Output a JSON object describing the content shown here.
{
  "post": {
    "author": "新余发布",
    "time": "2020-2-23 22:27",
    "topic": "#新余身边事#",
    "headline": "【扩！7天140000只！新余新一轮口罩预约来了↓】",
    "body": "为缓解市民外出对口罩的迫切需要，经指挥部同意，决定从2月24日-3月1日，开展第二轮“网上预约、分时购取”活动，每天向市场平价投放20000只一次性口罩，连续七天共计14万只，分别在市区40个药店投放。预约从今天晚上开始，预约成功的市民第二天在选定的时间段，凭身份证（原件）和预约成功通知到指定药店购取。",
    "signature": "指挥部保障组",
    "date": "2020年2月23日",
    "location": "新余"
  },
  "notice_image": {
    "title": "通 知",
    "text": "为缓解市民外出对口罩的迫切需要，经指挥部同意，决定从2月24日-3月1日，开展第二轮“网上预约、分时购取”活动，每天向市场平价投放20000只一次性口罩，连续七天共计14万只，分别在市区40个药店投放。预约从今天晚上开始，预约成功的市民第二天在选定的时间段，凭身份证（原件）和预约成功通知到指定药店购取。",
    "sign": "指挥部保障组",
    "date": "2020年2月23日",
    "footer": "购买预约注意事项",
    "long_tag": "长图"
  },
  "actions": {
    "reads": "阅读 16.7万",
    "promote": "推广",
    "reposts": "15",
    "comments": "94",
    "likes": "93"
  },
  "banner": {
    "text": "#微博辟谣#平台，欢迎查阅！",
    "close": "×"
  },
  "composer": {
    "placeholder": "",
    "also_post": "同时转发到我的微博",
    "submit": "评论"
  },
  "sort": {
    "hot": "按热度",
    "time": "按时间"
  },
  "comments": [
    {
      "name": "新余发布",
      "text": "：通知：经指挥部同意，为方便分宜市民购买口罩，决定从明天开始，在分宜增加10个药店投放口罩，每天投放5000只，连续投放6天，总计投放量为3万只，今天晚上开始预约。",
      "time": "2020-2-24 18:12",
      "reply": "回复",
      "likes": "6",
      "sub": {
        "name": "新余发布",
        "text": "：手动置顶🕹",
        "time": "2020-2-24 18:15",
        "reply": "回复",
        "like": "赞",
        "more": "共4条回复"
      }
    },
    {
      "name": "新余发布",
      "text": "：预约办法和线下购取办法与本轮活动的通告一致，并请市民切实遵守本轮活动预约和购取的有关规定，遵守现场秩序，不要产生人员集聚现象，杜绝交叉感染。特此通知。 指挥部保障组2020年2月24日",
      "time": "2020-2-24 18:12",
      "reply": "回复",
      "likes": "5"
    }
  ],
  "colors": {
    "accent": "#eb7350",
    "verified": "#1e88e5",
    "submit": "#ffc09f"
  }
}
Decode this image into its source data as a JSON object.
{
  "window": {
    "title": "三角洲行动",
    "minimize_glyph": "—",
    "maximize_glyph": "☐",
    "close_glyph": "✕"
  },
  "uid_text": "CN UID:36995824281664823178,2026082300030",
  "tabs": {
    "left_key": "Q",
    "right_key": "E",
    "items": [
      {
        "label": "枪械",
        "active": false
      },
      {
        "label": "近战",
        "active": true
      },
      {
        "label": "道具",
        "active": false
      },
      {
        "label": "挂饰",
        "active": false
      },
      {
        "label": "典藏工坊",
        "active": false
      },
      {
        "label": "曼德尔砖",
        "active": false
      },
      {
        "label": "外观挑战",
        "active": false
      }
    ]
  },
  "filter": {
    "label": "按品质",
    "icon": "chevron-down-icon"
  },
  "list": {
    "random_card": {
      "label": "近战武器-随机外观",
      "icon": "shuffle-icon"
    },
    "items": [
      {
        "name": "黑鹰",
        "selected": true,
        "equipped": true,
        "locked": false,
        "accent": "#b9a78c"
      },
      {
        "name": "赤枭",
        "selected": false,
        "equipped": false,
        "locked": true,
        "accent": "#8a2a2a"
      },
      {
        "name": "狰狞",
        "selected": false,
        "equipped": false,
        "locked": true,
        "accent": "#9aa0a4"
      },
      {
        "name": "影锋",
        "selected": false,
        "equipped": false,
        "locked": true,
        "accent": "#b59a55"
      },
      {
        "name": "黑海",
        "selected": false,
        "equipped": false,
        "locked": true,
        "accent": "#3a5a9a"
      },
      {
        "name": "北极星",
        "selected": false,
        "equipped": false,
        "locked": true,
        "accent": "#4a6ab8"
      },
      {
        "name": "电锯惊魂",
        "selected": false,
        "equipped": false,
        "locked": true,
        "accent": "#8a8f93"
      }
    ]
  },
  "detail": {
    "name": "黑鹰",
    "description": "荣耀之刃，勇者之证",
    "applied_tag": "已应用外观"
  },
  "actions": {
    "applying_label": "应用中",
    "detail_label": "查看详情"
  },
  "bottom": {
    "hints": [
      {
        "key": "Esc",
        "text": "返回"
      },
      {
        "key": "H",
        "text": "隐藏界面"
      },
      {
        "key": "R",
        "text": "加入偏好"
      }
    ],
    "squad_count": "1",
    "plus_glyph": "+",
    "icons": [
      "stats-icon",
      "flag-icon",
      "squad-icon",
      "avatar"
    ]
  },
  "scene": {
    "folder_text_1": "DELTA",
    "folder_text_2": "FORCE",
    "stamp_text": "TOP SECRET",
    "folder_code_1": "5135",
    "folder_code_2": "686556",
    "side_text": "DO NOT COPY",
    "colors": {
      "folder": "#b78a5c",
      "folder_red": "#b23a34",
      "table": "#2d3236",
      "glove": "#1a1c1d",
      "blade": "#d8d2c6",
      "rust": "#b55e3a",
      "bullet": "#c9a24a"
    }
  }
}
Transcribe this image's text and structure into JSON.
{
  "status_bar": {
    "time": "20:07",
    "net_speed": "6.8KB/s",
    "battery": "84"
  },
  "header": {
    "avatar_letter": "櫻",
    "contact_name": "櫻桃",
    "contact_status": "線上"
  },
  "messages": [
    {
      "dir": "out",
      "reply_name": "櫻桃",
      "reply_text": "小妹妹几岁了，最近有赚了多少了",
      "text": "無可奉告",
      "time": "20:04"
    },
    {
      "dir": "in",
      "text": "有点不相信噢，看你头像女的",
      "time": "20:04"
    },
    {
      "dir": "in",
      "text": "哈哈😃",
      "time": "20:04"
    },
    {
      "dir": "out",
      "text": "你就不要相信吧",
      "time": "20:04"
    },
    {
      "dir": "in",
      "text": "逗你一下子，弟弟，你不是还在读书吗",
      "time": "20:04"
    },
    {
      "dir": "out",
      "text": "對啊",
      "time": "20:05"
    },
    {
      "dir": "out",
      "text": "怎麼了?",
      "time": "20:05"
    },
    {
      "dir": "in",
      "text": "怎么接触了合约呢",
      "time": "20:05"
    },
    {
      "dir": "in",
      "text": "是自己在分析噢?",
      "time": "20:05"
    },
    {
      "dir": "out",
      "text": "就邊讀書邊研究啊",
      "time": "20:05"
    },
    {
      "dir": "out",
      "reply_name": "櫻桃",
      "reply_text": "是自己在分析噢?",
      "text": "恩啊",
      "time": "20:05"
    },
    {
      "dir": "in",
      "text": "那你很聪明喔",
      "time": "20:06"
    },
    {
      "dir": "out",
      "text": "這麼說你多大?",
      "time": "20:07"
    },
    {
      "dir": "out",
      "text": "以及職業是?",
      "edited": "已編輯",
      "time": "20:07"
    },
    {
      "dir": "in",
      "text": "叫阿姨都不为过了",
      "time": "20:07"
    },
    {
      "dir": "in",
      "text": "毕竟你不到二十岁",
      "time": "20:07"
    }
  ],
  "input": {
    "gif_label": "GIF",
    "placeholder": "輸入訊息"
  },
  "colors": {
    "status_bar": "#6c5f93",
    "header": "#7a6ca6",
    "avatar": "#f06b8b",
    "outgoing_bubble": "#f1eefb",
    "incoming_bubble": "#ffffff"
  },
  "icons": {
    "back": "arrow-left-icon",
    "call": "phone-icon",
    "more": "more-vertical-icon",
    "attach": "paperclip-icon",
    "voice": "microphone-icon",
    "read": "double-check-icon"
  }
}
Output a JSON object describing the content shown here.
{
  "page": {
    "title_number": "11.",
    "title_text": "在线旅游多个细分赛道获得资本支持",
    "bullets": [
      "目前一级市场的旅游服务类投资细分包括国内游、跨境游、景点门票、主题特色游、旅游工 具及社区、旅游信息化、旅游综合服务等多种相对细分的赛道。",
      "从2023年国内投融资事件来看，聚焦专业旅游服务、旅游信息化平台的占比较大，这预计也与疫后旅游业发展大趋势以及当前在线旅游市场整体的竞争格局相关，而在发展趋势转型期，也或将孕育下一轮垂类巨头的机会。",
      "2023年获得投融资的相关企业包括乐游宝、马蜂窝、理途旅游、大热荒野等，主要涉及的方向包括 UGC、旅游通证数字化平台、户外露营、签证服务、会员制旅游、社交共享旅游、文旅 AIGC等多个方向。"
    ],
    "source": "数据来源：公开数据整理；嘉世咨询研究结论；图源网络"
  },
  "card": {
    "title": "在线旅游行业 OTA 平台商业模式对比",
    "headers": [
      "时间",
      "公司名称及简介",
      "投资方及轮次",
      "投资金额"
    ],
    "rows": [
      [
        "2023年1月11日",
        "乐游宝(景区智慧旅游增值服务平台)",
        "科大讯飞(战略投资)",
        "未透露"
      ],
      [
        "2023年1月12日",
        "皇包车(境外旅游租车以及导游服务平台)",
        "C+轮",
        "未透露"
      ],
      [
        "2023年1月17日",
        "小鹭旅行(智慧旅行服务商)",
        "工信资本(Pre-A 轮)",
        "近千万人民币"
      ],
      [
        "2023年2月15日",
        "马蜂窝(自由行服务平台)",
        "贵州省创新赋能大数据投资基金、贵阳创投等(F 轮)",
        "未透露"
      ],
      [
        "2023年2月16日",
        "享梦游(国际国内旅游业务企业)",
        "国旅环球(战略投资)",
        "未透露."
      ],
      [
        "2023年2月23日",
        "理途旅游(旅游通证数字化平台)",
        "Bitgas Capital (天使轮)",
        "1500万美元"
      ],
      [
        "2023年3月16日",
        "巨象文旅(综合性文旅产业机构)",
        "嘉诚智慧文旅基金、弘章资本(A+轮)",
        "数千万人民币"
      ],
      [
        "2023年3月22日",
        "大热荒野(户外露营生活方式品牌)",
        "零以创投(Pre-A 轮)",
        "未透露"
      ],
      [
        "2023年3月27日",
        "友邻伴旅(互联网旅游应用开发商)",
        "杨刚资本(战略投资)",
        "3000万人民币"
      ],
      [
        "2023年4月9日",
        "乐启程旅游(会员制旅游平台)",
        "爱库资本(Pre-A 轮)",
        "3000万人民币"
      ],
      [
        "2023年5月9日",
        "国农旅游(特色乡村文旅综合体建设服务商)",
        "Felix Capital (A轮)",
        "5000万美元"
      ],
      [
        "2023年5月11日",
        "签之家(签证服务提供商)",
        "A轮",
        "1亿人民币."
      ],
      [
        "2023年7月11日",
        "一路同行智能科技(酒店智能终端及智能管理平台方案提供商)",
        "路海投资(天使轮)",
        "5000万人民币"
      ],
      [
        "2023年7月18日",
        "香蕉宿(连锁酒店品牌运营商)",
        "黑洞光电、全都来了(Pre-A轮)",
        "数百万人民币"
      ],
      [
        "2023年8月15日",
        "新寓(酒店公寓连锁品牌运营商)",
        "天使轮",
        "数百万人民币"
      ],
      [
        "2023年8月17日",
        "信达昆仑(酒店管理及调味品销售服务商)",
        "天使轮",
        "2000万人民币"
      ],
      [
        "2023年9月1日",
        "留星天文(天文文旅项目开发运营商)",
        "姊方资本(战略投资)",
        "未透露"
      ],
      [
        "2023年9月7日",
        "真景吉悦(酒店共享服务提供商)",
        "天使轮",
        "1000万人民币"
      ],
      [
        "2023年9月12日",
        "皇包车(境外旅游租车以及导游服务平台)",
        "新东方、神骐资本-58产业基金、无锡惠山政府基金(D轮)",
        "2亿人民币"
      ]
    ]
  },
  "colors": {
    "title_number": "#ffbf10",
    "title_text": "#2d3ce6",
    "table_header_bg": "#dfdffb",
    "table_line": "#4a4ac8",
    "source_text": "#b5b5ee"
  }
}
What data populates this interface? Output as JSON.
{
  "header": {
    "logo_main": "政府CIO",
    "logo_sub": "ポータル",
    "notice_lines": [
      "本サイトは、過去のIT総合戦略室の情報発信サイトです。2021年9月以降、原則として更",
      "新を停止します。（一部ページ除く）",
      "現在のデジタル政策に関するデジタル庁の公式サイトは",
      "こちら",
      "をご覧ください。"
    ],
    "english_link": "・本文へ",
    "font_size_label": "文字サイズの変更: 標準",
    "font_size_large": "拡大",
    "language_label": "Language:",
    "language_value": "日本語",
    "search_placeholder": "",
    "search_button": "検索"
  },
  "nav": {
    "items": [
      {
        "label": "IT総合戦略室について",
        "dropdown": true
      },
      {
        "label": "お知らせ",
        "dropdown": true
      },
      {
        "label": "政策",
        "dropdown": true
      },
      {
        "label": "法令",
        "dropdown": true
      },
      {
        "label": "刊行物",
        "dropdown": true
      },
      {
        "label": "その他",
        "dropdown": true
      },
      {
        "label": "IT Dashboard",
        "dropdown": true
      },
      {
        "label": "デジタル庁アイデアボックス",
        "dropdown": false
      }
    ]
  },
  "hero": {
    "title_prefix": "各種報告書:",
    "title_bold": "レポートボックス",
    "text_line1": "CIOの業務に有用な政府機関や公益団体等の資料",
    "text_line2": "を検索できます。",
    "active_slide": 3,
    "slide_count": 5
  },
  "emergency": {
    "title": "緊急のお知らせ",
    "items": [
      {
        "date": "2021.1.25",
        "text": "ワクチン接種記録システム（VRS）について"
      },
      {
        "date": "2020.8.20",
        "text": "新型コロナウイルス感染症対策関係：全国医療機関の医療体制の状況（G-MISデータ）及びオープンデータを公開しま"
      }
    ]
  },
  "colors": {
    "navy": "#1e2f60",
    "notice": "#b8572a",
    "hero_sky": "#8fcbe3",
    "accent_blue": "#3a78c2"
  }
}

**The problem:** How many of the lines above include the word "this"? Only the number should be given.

**Response below:** 3